What are European countries joining the EU

The enlargement of the EU

It is in the interests of European citizens to have countries with stable democracies and well-developed market economies as neighbors. Enlargement is a carefully managed process that supports reform efforts in the respective countries by bringing peace, stability, prosperity and democratization with it, helping to uphold human rights and strengthening the judiciary across Europe.

Since the accession of Croatia on July 1, 2013, the EU has 28 member states.

There have been seven expansion rounds so far:

  • 1973: Denmark, Ireland and Great Britain
  • 1981: Greece
  • 1986: Portugal and Spain
  • 1995: Austria, Sweden and Finland
  • 2004: Estonia, Latvia, Lithuania, Malta, Poland, Slovenia, Slovakia, Czech Republic, Hungary and Cyprus
  • 2007: Bulgaria and Romania
  • 2013: Croatia

The United Kingdom left the EU on February 1, 2020.

Requirements for joining

In order to be able to join the European Union, the applicant countries must meet certain criteria, which the heads of state and government of the EU defined in the European Council in Copenhagen in 1993:

  • Political criterion: "Institutional stability as a guarantee for democratic and constitutional order, for the protection of human rights and the respect and protection of minorities"
  • Economic criterion: "A functioning market economy and the ability to withstand competitive pressure and market forces within the EU"
  • Acquis criterion: the ability to take on all membership obligations - i.e. all EU law and policies (the so-called "acquis communautaire") - as well as acceptance of the goals of political union and economic and monetary union

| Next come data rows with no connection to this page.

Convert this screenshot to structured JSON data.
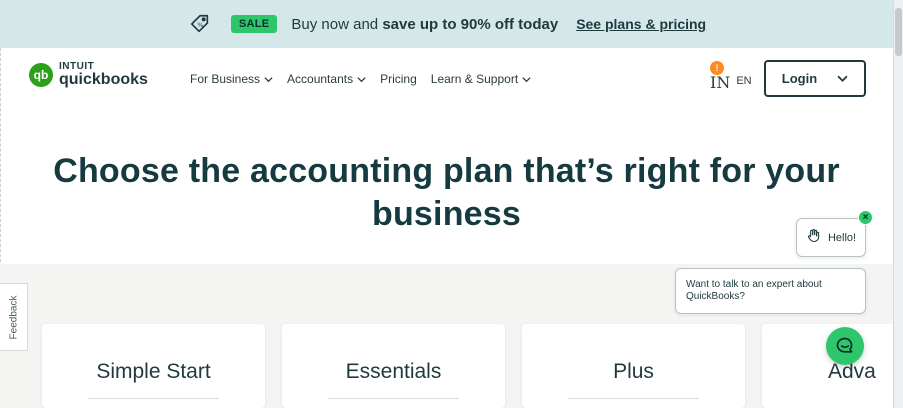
{
  "promo": {
    "sale_badge": "SALE",
    "message_prefix": "Buy now and ",
    "message_bold": "save up to 90% off today",
    "link": "See plans & pricing"
  },
  "logo": {
    "mark": "qb",
    "brand": "INTUIT",
    "product": "quickbooks"
  },
  "nav": {
    "items": [
      {
        "label": "For Business",
        "has_dropdown": true
      },
      {
        "label": "Accountants",
        "has_dropdown": true
      },
      {
        "label": "Pricing",
        "has_dropdown": false
      },
      {
        "label": "Learn & Support",
        "has_dropdown": true
      }
    ],
    "lang_badge": "!",
    "lang_icon_text": "IN",
    "lang_code": "EN",
    "login_label": "Login"
  },
  "hero": {
    "title": "Choose the accounting plan that’s right for your business"
  },
  "plans": [
    {
      "name": "Simple Start"
    },
    {
      "name": "Essentials"
    },
    {
      "name": "Plus"
    },
    {
      "name": "Adva"
    }
  ],
  "feedback_label": "Feedback",
  "chat": {
    "hello": "Hello!",
    "close": "×",
    "expert_prompt": "Want to talk to an expert about QuickBooks?"
  },
  "colors": {
    "promo_bg": "#d4e8e9",
    "sale_green": "#2ec66a",
    "brand_green": "#2ca01c",
    "heading_teal": "#153b40",
    "notification_orange": "#ff8a1e"
  }
}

The accession negotiations are not about changing the EU rules, but about how and when the candidate adopts, implements and applies the EU rules. The pace of negotiations depends on the progress made in the individual country. It is therefore in the candidate country's interest to carry out the necessary reforms quickly and efficiently.

For the (potential) accession candidates of the Western Balkans, the EU has planned the stabilization and association process before the actual accession process, under which the countries must successfully go through a multi-stage pre-accession process before the actual start of accession negotiations. An important stage in this process is the conclusion of a Stabilization and Association Agreement (SAA) which, in addition to economic association, also provides for the adoption of parts of the acquis as well as cooperation in a large number of policy areas.

The European Commission annually reviews the progress of the candidate and potential candidate countries and publishes progress reports: https://ec.europa.eu/neighbourhood-enlargement/countries/package_en

Candidate Countries and Potential Candidate Countries

There are currently five candidate countries:

  • North Macedonia: application 2004; Status as candidate country since 2005; Council conclusions on opening accession negotiations adopted
  • Montenegro: application 2008; Status as candidate country since 2010; Negotiations opened since June 2012
  • Turkey: application 1987; Status as candidate country since 1999; Negotiations since 2005
  • Serbia: application 2009; Status as candidate country since 2012; Negotiations since January 2014
  • Albania: application 2009; Status as candidate country since June 2014; Council conclusions on opening accession negotiations adopted

Accession negotiations with Iceland have been suspended since May 2013. In March 2015, the Icelandic government withdrew its candidacy.

The European Council has promised all countries in the Western Balkans membership in the European Union. Bosnia and Herzegovina and Kosovo are therefore to be designated as potential candidate countries.